--- Exercise description ---
Look through the data for the string "shadow". Copy every line where it is found.

*** Exercise input ***

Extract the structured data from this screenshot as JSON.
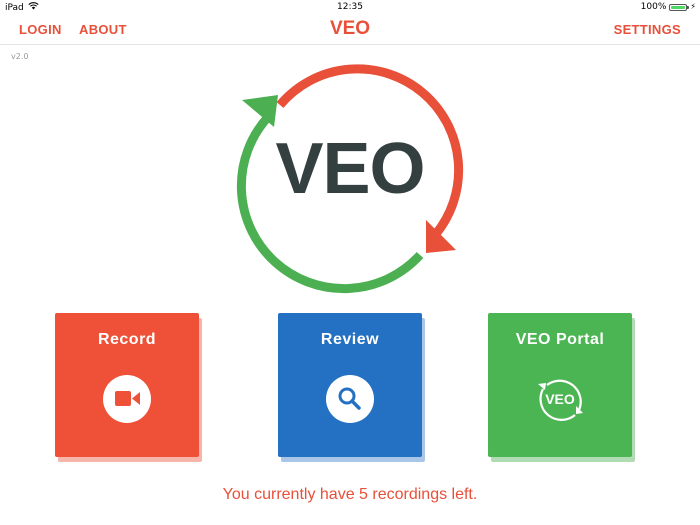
{
  "status_bar": {
    "device": "iPad",
    "time": "12:35",
    "battery": "100%",
    "wifi_icon": "wifi-icon",
    "battery_icon": "battery-icon"
  },
  "nav": {
    "login_label": "LOGIN",
    "about_label": "ABOUT",
    "title": "VEO",
    "settings_label": "SETTINGS"
  },
  "version": "v2.0",
  "logo": {
    "text": "VEO",
    "arrow_colors": {
      "red": "#e8503a",
      "green": "#4cb053"
    }
  },
  "tiles": [
    {
      "label": "Record",
      "icon": "video-camera-icon",
      "color": "#ee5138",
      "shadow": "#f6b5aa"
    },
    {
      "label": "Review",
      "icon": "magnifier-icon",
      "color": "#2471c3",
      "shadow": "#a9c6e7"
    },
    {
      "label": "VEO Portal",
      "icon": "veo-logo-icon",
      "icon_text": "VEO",
      "color": "#4cb553",
      "shadow": "#b1dcb3"
    }
  ],
  "footer": {
    "message": "You currently have 5 recordings left."
  }
}
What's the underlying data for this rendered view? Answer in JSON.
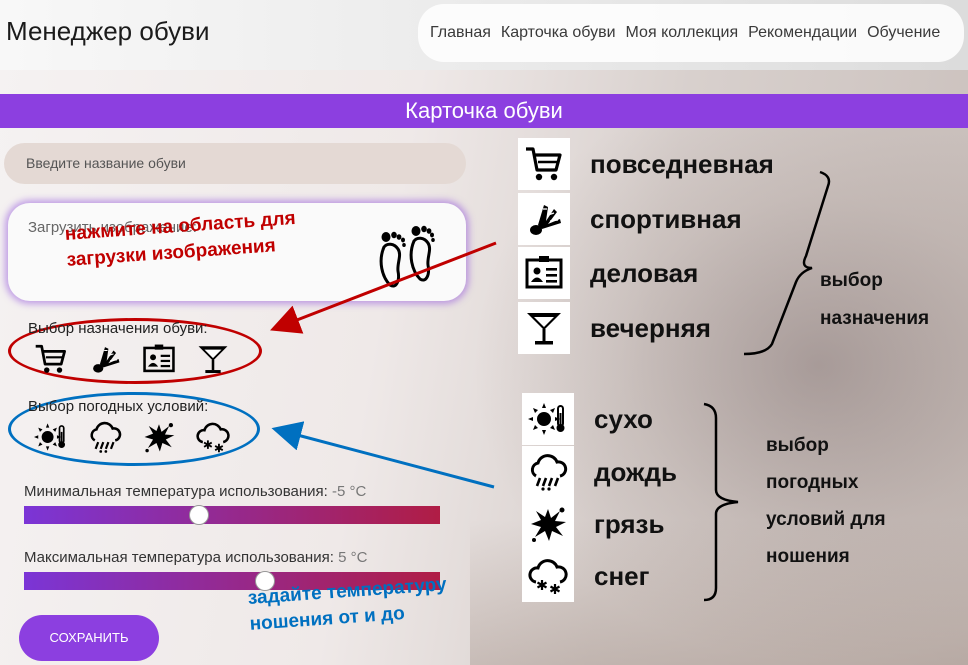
{
  "header": {
    "app_title": "Менеджер обуви",
    "nav": [
      "Главная",
      "Карточка обуви",
      "Моя коллекция",
      "Рекомендации",
      "Обучение"
    ]
  },
  "page_title": "Карточка обуви",
  "form": {
    "name_placeholder": "Введите название обуви",
    "upload_label": "Загрузить изображение:",
    "purpose_label": "Выбор назначения обуви:",
    "weather_label": "Выбор погодных условий:",
    "min_temp_label": "Минимальная температура использования:",
    "min_temp_value": "-5 °C",
    "min_temp_fraction": 0.42,
    "max_temp_label": "Максимальная температура использования:",
    "max_temp_value": "5 °C",
    "max_temp_fraction": 0.58,
    "save_label": "СОХРАНИТЬ"
  },
  "annotations": {
    "upload_note": [
      "нажмите на область для",
      "загрузки изображения"
    ],
    "temp_note": [
      "задайте температуру",
      "ношения от и до"
    ],
    "purpose_brace": [
      "выбор",
      "назначения"
    ],
    "weather_brace": [
      "выбор",
      "погодных",
      "условий для",
      "ношения"
    ]
  },
  "legend": {
    "purpose": [
      {
        "icon": "shopping-cart-icon",
        "label": "повседневная"
      },
      {
        "icon": "shuttlecock-icon",
        "label": "спортивная"
      },
      {
        "icon": "id-card-icon",
        "label": "деловая"
      },
      {
        "icon": "cocktail-glass-icon",
        "label": "вечерняя"
      }
    ],
    "weather": [
      {
        "icon": "sun-thermometer-icon",
        "label": "сухо"
      },
      {
        "icon": "rain-cloud-icon",
        "label": "дождь"
      },
      {
        "icon": "mud-splash-icon",
        "label": "грязь"
      },
      {
        "icon": "snow-cloud-icon",
        "label": "снег"
      }
    ]
  },
  "colors": {
    "accent": "#8c3fe0",
    "slider_start": "#7b35d6",
    "slider_end": "#b01d45",
    "note_red": "#c00000",
    "note_blue": "#0070c0"
  }
}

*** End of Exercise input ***

--- Final answer ---
      "shadow": "#f6b5aa"
      "shadow": "#a9c6e7"
      "shadow": "#b1dcb3"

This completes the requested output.